Hope was my mom’s favorite word. By 2003, she had bravely lived with and through multiple sclerosis, quintuple heart bypass surgery and ovarian cancer and was spending her final days in hospice in her home. I remember one bright summer morning when I was taking care of her, going for a walk in her neighborhood and randomly meeting a woman mowing her lawn who had survived stage four breast and ovarian cancer. This was two and a half years later after being given a one percent chance of survival. I ran home with excitement to tell mom I had just met someone who beat the odds and her reply was “That gives me hope.” We both knew that death was imminent, yet, I realized what a gift is was for her to have and share a sense of hope with me in that moment together.
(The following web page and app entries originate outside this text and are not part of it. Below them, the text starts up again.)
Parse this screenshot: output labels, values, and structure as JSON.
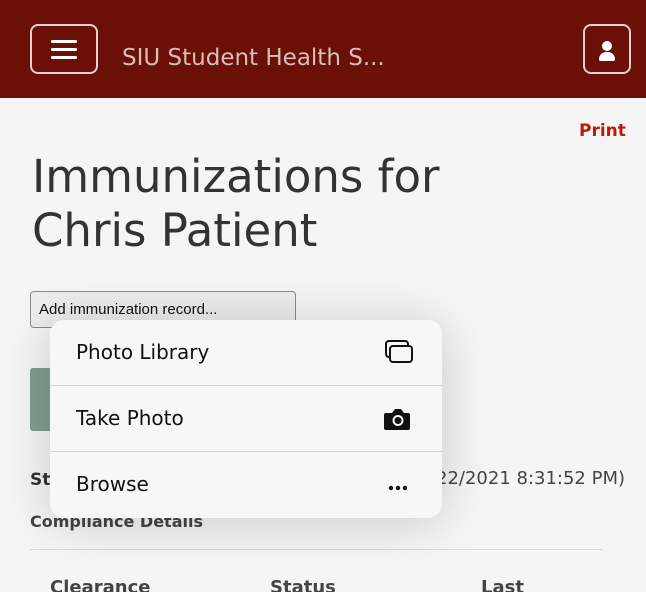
{
  "header": {
    "app_title": "SIU Student Health S..."
  },
  "main": {
    "print_label": "Print",
    "title_line1": "Immunizations for",
    "title_line2": "Chris Patient",
    "add_record_label": "Add immunization record...",
    "status_prefix": "St",
    "status_date": "22/2021 8:31:52 PM)",
    "compliance_heading": "Compliance Details",
    "table_headers": [
      "Clearance",
      "Status",
      "Last"
    ]
  },
  "popover": {
    "items": [
      {
        "label": "Photo Library",
        "icon": "photo-library-icon"
      },
      {
        "label": "Take Photo",
        "icon": "camera-icon"
      },
      {
        "label": "Browse",
        "icon": "ellipsis-icon"
      }
    ]
  },
  "colors": {
    "header_bg": "#6b1007",
    "accent_red": "#c0170b",
    "green_button": "#829e8e"
  }
}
Hope changes everything because it is the little voice you hear whisper “maybe” when it seems the entire world is shouting “no.”
I’m curious now to explore more about:
What is my relationship with hope?
What is the difference between hope and faith?
When might it be wise and/or necessary to give up hope?
If I choose to hope, what helps keep that feeling alive in the face of extreme adversity?
I will select a current challenge to focus on and reflect on my answers to the KNOW questions.
Next BE-KNOW-DO Blog post: Being in Touch
You may also enjoy the GRAVA 90 JOURNEY: Ninety stories about the healing power of Gratitude, Recognition, Acknowledgement, Validation and Acceptance